Hell, even the upcoming Playstation 4 allows for 3D modelling in a way that looks like it could complement traditional packages.
Other noises are being made about 'additive manufacturing', in which related technologies are used to achieve shapes and form that are hard to make by traditional means. Substrates for catalysts are an example, since they require a very high surface area to volume ratio. Another example would be structural components with 'property gradients', such as a beam of constant cross-section but of varying mechanical proprties along its length. This is possible using Selective Laser Sintering, using materials such as titanium. Such things are used in aerospace and motorsport- but then they tend to have small production runs anyway.
Re: "Currently running the show is Android 4.1.2 though Sony is promising an upgrade to..."
>Sony promising. Precisely why I wouldn't get one.
All of last year's Xperia phones have been upgraded to ICS, and most of them are receiving a Jelly Bean update this month. When I got my Xperia P, many of the online forums echoed the negative view you have just expressed re Sony's abandonment of 2011 models, so it seems they have listened and upped their game.
Re: watching video is surely one of the reasons you’d buy an Xperia Z
@Miffo "Not sure why you're thinking about that mate -nobody is saying a phone shouldn't have a loud speaker." Er, JDX, did say just that, I think it was to him that David Webb was responding.
Re: Part of the process@Dave 126
>- the only complication is scaling the pattern to allow for the shrinkage of different metals in casting.
Moulding simulation and design software has been around for a while... it'l cost you, though!
>The chances of a home 3D printer being able to turn out a component of the accuracy and strength to replace the carefully designed and made door catch on a machine is in my view slim
It was 'carefully designed and made'.... 'carefully designed and made' to fail that is, and thus steer me towards their on-line spares shop! That was kind of my point, that their business model is compete on price in the showroom, then recuperate the cost by selling the spare parts. A business model that might conceivably be disrupted if a 'made to measure' plastic parts printing bureau (using some sort of Fused Material Deposition process but then chemically cured to create a thermosetting plastic part)
>but you can see the camera in the picture?
What you see is a different camera... the one that took the pics is mounted on a robotic arm.

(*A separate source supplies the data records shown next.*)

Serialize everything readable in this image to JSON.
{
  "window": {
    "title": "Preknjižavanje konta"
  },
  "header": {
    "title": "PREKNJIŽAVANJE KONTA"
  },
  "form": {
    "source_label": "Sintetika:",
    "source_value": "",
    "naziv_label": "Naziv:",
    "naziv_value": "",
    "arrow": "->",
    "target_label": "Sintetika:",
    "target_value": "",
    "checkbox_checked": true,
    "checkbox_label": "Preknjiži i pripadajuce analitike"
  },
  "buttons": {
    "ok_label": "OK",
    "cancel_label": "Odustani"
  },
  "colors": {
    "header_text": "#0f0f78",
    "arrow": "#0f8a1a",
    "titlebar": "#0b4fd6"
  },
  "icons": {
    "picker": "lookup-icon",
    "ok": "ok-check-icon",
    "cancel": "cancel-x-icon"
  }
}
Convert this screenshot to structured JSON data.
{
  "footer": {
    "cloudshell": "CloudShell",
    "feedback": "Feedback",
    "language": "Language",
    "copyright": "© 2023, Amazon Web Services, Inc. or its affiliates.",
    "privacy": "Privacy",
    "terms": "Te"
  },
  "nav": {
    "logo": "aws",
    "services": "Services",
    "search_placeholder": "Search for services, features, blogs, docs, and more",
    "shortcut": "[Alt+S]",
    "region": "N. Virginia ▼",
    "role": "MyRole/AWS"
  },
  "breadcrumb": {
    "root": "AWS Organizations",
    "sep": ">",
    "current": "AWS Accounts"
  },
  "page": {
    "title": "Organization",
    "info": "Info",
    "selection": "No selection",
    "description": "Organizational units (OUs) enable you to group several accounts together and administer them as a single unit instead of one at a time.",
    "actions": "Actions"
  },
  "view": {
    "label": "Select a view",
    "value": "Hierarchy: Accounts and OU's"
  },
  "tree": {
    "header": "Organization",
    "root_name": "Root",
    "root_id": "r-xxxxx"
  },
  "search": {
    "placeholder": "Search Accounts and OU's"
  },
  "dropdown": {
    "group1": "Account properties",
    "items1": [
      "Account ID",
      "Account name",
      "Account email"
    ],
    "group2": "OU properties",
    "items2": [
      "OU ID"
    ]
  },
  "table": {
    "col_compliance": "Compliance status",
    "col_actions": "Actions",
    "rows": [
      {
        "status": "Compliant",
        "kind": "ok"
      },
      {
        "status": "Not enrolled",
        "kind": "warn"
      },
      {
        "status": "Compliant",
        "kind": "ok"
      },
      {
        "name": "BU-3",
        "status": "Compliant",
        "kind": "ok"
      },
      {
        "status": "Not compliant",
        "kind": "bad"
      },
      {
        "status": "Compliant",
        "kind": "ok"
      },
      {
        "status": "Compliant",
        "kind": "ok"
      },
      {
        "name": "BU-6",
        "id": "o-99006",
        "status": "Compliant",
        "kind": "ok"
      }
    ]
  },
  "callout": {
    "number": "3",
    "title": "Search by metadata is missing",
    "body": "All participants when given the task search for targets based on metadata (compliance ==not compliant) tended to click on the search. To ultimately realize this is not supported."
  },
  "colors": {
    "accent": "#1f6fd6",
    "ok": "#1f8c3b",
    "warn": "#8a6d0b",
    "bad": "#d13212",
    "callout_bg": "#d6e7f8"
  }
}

"The rover's robotic arm is not visible in the mosaic. MAHLI, which took the component images for this mosaic, is mounted on a turret at the end of the arm. Wrist motions and turret rotations on the arm allowed MAHLI to acquire the mosaic's component images. The arm was positioned out of the shot in the images or portions of images used in the mosaic. Please check video explanation by NASA: http://www.nasa.gov/multimedia/videogallery/index.html?media_id=156880341 "

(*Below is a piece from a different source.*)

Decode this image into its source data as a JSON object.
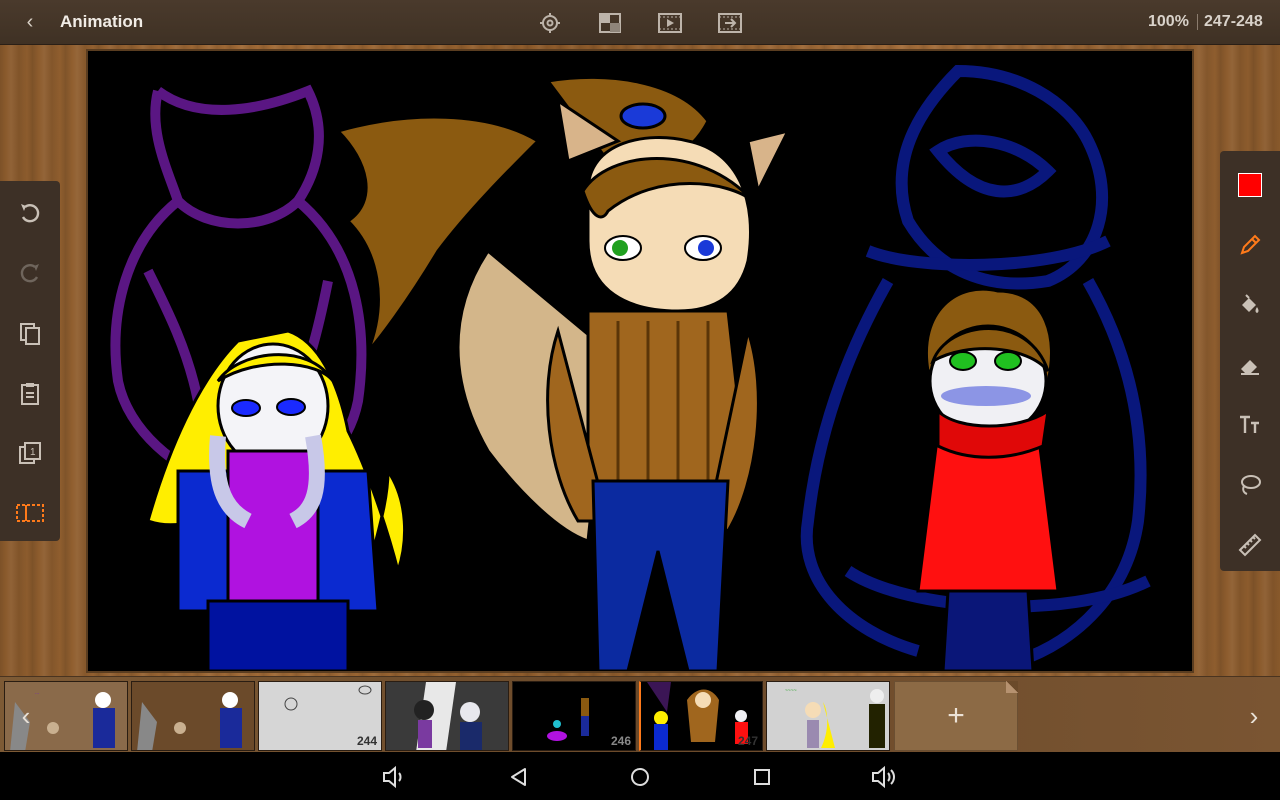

The link includes an 'interactive panorama' of the same image(s).